The Fall of Rome
Discussion Points
1. Why does the author choose to switch points of view? How does seeing the story play out through three distinctly different vantages help in your understanding of the underlying themes and tensions therein?
2. What is the significance of the quotes at the beginning of the novel? How do they help inform your reading?
3.Nothing affects the choices, thoughts, and actions of these characters more than the lens through which they perceive the world. At times it seems as if Jerome, Rashid, and Jana often view those surrounding them not as unique, individual beings, but as hybrids of people and places that they have encountered before. Do you agree or disagree that this is true?
4. Similarly, how much of one's connection with another person has to do with a shared past? Mr. Washington quotes Cicero early in the novel, saying, "Our character is not so much the product of race and heredity as of those circumstances by which nature forms our habits, by which we are nourished and live." Do you agree with this? Is this viewpoint inherently limiting in terms of human relationships, or just harshly realistic? What do you think the novel suggests?
5. At one point Jerome Washington ruminates on what he calls "great kindness and openness," stating, "well, those are not the only virtues. And they are, after all, the ones that cost us the most." What do you think he means by this? Are these virtues more dangerous t see more

Articles About This Book

Off the shelf vertical blog post

Posted on Off the Shelf

Posted by Erin Flaaen

The pages of literature abound with depictions of exclusive, ivy-lined boarding schools.
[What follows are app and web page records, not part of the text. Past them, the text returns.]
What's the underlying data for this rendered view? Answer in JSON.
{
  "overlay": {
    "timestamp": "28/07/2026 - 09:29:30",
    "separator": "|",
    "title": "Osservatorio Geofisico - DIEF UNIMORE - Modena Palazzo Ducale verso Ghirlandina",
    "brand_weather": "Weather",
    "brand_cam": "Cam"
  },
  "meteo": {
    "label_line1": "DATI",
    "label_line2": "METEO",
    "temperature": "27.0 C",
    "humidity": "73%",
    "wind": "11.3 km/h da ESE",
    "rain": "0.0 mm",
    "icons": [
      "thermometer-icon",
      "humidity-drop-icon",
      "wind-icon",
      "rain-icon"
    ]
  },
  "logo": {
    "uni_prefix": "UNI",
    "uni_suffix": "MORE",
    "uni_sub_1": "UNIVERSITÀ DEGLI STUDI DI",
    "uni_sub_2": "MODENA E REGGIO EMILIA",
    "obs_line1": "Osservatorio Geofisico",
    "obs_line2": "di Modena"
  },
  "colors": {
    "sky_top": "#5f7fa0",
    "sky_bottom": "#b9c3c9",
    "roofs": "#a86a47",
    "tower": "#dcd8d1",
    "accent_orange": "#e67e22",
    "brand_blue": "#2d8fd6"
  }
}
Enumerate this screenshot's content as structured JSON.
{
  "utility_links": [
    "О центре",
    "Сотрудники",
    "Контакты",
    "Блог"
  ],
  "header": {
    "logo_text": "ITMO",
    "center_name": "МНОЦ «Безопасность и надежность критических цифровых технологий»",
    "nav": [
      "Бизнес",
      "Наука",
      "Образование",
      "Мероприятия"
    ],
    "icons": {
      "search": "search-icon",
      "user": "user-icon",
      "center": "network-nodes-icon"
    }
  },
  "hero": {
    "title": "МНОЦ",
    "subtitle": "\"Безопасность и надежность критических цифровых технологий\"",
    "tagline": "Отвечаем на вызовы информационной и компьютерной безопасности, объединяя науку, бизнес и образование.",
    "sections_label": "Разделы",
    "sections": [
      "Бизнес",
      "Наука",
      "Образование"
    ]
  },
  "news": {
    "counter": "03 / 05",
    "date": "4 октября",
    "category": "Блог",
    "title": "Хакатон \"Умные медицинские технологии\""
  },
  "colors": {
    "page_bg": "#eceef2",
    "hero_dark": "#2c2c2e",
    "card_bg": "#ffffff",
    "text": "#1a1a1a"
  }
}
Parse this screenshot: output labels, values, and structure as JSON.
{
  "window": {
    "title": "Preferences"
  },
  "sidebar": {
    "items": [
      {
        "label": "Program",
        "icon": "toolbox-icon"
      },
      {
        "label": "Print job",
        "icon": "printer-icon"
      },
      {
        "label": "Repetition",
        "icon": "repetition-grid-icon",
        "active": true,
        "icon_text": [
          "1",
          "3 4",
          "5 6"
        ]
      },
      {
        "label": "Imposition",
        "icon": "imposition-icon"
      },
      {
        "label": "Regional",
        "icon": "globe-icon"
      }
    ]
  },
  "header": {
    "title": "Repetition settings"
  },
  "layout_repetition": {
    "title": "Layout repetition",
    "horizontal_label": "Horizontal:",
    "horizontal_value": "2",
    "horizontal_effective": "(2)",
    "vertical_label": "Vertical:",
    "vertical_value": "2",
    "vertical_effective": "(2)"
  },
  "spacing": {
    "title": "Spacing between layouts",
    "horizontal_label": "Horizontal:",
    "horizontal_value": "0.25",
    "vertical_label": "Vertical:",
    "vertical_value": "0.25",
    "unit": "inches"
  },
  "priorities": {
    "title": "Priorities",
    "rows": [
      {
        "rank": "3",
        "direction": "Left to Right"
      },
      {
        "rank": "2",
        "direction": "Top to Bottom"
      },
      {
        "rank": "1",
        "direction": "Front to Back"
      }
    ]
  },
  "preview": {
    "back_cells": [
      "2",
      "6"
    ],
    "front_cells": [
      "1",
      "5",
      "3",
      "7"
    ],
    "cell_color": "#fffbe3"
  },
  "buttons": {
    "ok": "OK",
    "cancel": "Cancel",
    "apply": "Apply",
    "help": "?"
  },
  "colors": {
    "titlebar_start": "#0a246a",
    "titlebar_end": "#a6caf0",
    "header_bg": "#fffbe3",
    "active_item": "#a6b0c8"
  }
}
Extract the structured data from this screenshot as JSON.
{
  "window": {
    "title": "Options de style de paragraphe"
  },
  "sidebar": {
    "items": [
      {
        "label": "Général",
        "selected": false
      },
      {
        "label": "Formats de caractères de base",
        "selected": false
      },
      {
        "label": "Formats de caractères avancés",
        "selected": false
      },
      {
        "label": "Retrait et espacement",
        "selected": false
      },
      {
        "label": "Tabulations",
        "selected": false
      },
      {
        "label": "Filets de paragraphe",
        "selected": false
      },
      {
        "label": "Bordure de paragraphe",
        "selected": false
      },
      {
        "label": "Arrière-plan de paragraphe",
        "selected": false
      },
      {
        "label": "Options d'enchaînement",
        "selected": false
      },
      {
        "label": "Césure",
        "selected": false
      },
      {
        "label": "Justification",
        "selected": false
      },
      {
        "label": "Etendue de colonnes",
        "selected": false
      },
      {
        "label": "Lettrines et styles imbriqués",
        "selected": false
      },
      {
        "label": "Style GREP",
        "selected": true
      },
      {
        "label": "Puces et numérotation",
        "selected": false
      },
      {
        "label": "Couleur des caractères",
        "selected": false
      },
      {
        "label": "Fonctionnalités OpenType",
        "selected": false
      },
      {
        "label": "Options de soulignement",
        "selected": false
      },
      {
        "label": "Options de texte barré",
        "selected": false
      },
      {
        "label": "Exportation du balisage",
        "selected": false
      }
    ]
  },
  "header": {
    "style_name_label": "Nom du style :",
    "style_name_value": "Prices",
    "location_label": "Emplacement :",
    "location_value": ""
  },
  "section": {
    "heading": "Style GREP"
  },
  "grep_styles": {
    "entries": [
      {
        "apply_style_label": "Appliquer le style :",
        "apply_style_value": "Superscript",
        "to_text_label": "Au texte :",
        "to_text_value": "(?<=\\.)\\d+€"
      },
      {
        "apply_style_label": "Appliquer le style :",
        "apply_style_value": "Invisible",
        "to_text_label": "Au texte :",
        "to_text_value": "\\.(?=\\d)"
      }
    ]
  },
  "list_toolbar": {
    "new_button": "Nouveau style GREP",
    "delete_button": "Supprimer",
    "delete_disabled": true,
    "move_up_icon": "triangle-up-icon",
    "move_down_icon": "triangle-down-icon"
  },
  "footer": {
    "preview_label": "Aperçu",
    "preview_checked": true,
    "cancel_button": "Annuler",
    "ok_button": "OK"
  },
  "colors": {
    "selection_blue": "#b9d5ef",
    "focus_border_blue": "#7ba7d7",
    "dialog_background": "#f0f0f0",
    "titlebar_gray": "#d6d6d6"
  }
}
The backdrop for many a coming-of-age novel, there’s something just slightly sinister about these cloistered, seemingly idyllic institutions that often...

About the Author

Martha Southgate
Photo Credit: Amy Peck